Move over regular Barbie, Skipper and Ken dolls; make room on the toy store shelves for the new guys and dolls in town. It’s a new line of collectable Barbies right from the lineup of the adult television drama series “Mad Men.”
That’s right, the same series that contains plenty of graphic sexual content — enough to have the Parents Television Council place it on its Worst Cable Content of the Week list last August because its network rated the show OK for teens — is the basis for the new products. So, meet adman Don Draper, his wife, Betty, Roger Sterling and Joan Holloway.
The dolls are based on the main characters of the series, which focuses on the troubled and often sullied lives of the folks who work for a New York ad agency in the 1960s. I guess Mattel figures plenty of collectors admire the excessive drinking, adulterous relationships and dirty backroom deals so prevalent in the show’s story line enough that they will fork over $75 a piece for these items in tough economic times. Why else would a toy company even go through the trouble of offering the dolls in the first place, unless they thought they would sell?
This isn’t the first time Mattel has launched dolls based on a popular TV series. Dolls based on Samantha Stephens of “Bewitched” and Lucy Ricardo of “I Love Lucy” fame are still popular for serious collectors. Like “Bewitched” and “I Love Lucy,” “Mad Men” is an extremely popular show.
It’s unfortunate and sad to see such a stark contrast between “Mad Men’s” content and the heartwarming and humorous themes presented in the good old days of TV programming, when you could actually sit down and comfortably watch a program without having your loved ones leave the room.

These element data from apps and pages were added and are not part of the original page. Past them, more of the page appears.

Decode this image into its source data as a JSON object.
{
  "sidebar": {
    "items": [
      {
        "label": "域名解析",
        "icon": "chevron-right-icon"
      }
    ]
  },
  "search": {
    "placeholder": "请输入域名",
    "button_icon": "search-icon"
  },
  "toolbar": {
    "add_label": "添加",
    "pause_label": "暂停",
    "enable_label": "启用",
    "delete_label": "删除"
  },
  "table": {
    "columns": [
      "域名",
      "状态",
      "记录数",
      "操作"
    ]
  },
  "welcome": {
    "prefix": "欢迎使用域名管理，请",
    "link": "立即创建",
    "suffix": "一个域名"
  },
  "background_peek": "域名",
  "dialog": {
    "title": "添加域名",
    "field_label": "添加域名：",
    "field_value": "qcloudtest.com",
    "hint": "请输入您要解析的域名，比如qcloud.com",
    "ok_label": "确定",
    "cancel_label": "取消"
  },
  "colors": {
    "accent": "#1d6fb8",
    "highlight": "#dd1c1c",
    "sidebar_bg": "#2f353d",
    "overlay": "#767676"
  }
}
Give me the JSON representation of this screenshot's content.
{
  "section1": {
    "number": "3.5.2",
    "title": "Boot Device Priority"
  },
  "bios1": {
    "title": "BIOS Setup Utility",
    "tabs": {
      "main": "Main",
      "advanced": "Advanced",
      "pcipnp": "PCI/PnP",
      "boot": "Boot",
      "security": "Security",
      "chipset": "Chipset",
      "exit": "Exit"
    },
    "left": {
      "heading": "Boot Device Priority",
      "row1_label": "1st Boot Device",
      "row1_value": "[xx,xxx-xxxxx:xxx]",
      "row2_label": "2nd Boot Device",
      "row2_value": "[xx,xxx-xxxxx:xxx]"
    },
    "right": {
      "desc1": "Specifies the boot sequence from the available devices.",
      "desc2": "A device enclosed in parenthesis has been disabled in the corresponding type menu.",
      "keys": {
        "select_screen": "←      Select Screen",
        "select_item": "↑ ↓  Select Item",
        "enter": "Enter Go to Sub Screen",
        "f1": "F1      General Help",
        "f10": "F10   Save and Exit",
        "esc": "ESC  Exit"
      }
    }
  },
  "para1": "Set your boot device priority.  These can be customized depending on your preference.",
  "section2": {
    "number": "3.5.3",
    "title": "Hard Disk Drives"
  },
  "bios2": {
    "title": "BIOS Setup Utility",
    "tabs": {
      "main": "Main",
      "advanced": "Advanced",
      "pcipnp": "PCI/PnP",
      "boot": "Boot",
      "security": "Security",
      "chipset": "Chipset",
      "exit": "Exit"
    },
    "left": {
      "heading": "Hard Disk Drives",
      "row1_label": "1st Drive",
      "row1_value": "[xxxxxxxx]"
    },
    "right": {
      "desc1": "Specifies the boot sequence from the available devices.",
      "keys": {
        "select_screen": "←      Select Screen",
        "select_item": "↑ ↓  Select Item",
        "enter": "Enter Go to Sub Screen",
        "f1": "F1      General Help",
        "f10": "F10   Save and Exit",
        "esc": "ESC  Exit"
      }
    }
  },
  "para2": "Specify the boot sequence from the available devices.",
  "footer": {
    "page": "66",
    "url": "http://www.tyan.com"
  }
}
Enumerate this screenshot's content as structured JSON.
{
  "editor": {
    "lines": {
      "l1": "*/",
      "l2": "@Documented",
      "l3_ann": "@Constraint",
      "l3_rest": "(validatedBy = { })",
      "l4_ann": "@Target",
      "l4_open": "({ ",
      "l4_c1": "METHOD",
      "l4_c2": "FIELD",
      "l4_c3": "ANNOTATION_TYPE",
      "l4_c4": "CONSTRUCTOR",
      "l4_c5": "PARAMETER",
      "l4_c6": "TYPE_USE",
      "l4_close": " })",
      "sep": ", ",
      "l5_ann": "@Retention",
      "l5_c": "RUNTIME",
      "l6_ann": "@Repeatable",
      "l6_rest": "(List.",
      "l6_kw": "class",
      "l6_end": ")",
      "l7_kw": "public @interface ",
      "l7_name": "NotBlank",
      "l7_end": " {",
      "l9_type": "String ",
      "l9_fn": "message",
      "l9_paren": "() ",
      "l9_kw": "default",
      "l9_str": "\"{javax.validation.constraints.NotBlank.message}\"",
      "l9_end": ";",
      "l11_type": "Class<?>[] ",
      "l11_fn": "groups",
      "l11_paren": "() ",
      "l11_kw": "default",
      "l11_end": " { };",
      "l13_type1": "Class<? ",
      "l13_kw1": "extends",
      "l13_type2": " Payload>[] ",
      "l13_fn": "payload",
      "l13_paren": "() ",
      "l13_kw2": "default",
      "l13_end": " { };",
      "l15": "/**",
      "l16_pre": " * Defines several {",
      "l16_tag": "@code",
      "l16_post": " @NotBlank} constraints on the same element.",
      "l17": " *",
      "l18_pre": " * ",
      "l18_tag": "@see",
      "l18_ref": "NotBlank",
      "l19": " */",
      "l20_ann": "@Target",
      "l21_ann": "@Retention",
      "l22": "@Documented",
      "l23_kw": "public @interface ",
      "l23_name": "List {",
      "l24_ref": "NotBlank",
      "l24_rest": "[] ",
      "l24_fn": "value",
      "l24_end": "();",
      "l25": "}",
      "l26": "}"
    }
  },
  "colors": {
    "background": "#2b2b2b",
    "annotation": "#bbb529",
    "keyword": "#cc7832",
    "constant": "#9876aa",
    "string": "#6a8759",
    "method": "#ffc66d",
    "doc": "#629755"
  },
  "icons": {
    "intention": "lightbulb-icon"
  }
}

As the PTC explains, Don, Betty, Roger and Joan won’t be directly marketed to children. The dolls are directed at an adult market. But PTC media expert Rod Gustafson does have a point when he says moms and dads have cause for concern here. Numerous TV shows have marketed their own line of products, or as Gustafson says in a recent PTC online article, “Mad Men” could have easily partnered with another toy maker.
“Yet they chose to license Barbie — and Mattel chose to let them. To parents and young girls who have heavily invested (both emotionally and financially) in the Barbie brand and have purchased dozens of dolls, clothing sets, cars, horses, and playhouses, it is deeply troubling that Mattel has so deliberately chosen to allow the Barbie image and name — both of which have stood for innocent fun for children for decades — to be used,” Gustafson writes.
Kudos to the PTC for making us aware of Mattel’s latest offering. After all, do we really need something else out there that continues to market oversexualized images of women and sends a message that counters the ideals of personal commitment, common decency and self-control?
As for me, I have been collecting dolls since I was 10 years old, but I can guarantee you won’t find this cast of characters in my curio cabinet. Call me crazy, but I will stick with adding to my collection by purchasing adorable dolls based on characters from “The Sound of Music,” “Little Women” or “The Wizard of Oz.”
As a concerned Catholic woman, as well as someone who makes her living in the media, I have had it with TV programs, music videos, magazine covers and toys, such as the scary looking and overly made-up Bratz dolls and now this new line, that continue to insult my intelligence, my dignity and my faith. Thanks, but no thanks.
Teresa Tomeo is the host of Catholic Connection, produced by Ave Maria Radio and heard daily on EWTN Global Catholic Radio and Sirius Channel 160.